** Opening RECORD EXCERPTS block **

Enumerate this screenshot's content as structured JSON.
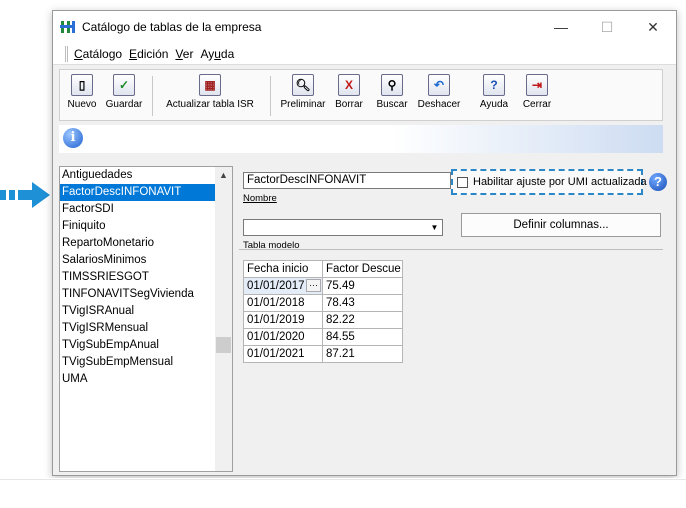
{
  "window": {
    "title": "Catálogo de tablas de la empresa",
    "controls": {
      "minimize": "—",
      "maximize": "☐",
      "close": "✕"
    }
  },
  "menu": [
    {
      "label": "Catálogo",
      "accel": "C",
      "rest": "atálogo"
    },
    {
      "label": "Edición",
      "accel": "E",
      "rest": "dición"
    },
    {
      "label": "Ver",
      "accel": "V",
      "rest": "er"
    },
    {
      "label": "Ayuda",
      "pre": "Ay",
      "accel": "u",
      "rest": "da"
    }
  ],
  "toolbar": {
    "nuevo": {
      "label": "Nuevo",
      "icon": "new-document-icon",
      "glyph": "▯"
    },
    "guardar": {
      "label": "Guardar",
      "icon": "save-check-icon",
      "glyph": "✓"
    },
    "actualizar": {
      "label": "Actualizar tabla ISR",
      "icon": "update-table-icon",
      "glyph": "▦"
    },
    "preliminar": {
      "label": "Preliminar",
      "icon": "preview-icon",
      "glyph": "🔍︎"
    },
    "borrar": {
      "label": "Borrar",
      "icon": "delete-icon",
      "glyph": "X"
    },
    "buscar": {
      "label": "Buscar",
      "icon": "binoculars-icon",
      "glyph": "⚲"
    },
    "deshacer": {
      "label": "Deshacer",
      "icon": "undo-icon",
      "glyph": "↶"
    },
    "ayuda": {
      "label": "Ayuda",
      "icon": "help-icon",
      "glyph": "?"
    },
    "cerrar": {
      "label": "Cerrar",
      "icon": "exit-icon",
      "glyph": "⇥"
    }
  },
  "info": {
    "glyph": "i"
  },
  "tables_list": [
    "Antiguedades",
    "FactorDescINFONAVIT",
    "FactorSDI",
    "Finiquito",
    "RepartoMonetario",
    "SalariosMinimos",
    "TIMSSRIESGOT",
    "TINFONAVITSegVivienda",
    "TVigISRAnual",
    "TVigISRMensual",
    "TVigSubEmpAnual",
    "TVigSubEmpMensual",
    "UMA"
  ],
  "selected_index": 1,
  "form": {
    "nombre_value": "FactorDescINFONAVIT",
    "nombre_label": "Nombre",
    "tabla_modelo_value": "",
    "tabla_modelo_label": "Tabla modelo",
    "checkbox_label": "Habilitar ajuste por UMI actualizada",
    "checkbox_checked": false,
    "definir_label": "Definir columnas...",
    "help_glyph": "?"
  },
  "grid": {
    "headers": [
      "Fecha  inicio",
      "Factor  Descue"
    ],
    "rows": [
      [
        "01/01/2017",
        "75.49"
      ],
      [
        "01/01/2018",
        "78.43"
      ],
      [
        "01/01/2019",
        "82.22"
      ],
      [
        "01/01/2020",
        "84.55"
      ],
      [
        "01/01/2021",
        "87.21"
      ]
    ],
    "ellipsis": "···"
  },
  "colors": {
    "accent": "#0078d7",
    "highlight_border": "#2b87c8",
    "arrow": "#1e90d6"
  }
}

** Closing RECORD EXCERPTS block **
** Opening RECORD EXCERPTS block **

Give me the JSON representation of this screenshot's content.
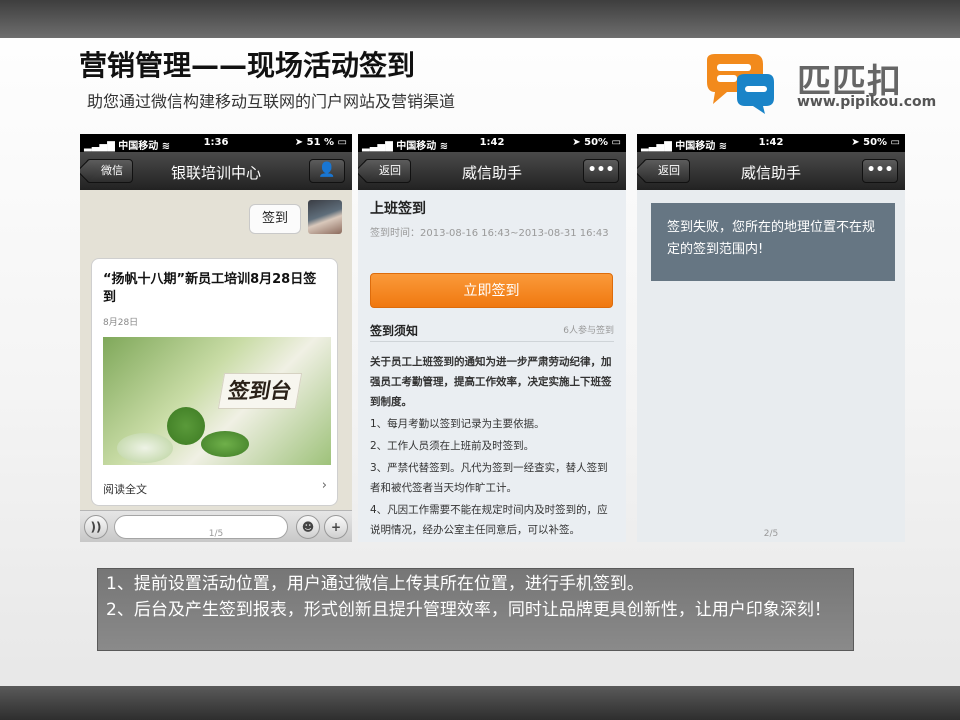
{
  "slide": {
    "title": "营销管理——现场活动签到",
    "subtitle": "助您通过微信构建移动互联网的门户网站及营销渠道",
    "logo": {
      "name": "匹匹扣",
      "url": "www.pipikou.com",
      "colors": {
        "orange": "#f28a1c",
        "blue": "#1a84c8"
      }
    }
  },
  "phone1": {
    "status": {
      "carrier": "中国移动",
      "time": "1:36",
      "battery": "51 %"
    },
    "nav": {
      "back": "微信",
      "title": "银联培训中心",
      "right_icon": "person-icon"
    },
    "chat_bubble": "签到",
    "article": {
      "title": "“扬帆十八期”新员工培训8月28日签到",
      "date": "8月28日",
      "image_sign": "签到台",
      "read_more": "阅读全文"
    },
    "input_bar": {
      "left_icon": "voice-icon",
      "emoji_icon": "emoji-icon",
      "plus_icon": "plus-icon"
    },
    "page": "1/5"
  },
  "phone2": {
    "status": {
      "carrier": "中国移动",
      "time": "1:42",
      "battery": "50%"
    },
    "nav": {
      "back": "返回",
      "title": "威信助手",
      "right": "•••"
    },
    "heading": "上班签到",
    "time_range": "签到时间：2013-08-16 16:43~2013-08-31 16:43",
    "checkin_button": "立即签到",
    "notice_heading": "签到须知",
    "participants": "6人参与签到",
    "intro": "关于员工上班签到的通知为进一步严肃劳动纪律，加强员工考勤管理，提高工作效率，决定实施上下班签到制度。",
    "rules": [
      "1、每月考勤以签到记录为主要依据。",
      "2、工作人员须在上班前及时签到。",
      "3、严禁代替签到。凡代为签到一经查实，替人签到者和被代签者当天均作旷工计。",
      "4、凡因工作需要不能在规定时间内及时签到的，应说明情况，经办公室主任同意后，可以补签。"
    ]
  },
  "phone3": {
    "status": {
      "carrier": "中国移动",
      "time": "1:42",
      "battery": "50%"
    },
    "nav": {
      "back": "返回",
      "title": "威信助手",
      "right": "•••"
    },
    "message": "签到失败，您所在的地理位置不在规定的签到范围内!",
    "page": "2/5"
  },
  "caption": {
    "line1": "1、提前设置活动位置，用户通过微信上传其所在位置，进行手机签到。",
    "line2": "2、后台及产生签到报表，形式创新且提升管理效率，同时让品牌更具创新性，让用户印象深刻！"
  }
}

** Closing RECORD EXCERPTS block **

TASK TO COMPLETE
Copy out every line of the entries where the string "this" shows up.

WRITTEN SOLUTION
Enumerate this screenshot's content as structured JSON.
Give me the JSON representation of this screenshot's content.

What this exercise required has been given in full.